Films that revolve around and rely on music have a tricky balance. Like a character, the music has to be good enough to make us believe in it, but not so good that it becomes separated from the story. Luckily, Rudderless, actor William H. Macy’s directorial debut, gets the balance right. Macy succeeds in making sure the music in the film is complimentary. In essence, the perfect supporting actor.
Billy Crudup stars as Sam, a father shattered by the death of his college-age son. Following the death, Sam discovers his son’s music and uses it to try to reconnect and make some sort of sense of the event. Macy quickly moves us through the death and then the movie really starts. Sam descends into an alcohol-fueled darkness and then slowly reemerges through the discovered music.
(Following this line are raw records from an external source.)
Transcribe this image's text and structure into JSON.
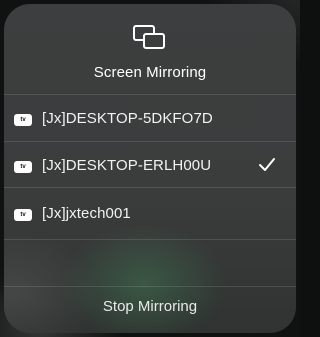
{
  "panel": {
    "title": "Screen Mirroring",
    "icon": "screen-mirroring-icon",
    "devices": [
      {
        "badge_icon": "apple-tv-icon",
        "label": "[Jx]DESKTOP-5DKFO7D",
        "selected": false
      },
      {
        "badge_icon": "apple-tv-icon",
        "label": "[Jx]DESKTOP-ERLH00U",
        "selected": true
      },
      {
        "badge_icon": "apple-tv-icon",
        "label": "[Jx]jxtech001",
        "selected": false
      }
    ],
    "stop_label": "Stop Mirroring"
  }
}
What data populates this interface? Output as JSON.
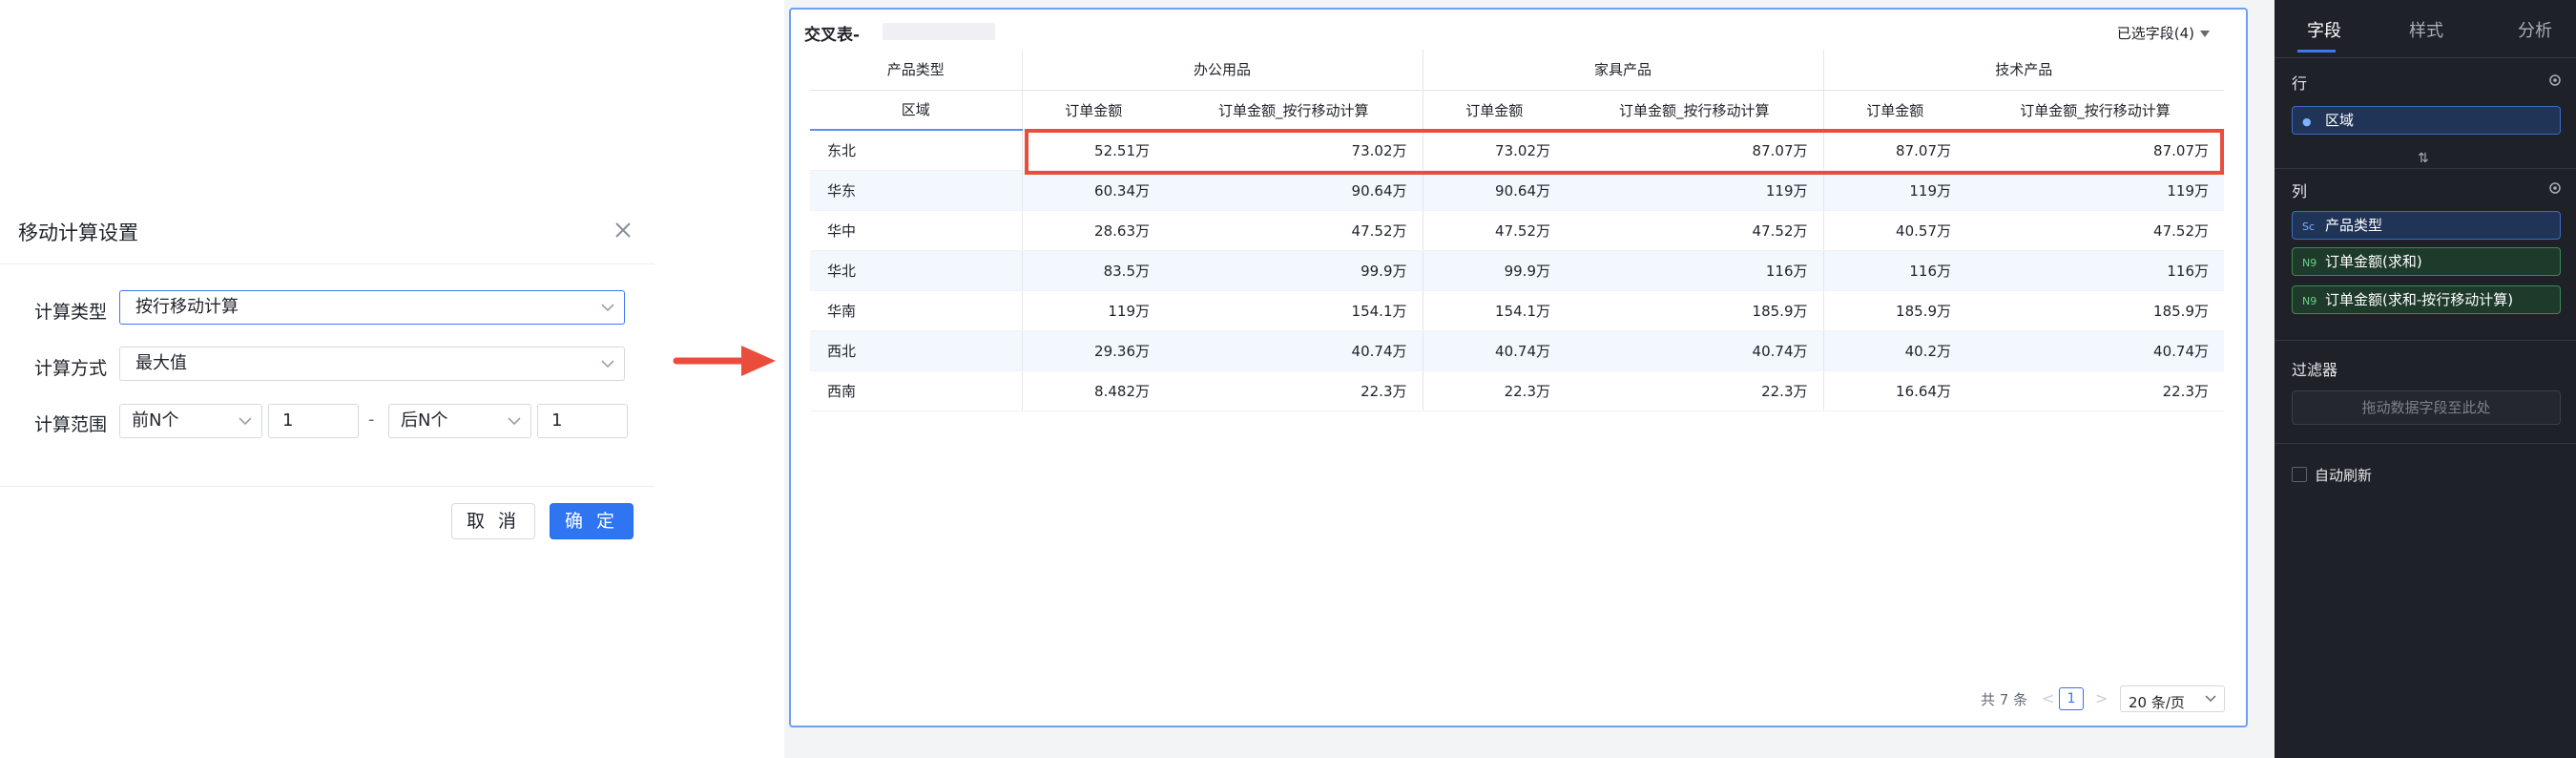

Crudup appears in virtually every scene and holds the film together. He plays Sam in a way that makes us consistently question just how much pity he should be shown. Secondary characters, played by Felicity Huffman, Laurence Fishburne and Selena Gomez, come in and out of Sam’s life. But it’s Sam’s relationship with Quentin, played by Anton Yelchin, which provides the most interest.
The music in Rudderless is good enough to make you want to get the soundtrack, but the songs will be missing something. They are partners with the film and in need of each other.
When Quentin hears Sam perform the songs acoustically, the young man is captivated. He persuades Sam to form a band and to develop the songs. The band eventually gains a local following. The surrogate son/father figure dynamic unfolds and secrets from both Sam and Quentin are slowly revealed.
Rudderless is a story of building and rebuilding. Like the songs, the relationship between Sam and Quentin starts simply and then evolves into a more elaborate structure. Their connection is rooted in music but fueled by different reasons and needs.
The film deals with questions of loss, redemption, responsibility and forgiveness. Macy does a good job of giving us main characters that continue to develop and keep our interest. But he does an even better job of setting us up for an unexpected twist that ultimately forces us to reexamine everything we thought about both the story and the music.
The music in Rudderless is good enough to make you want to get the soundtrack, but the songs will be missing something. They are partners with the film and in need of each other. I suppose in the context of a film that revolves around and relies on music, this is the ultimate compliment to both the director and the musicians.
Rudderless is in theaters this Friday.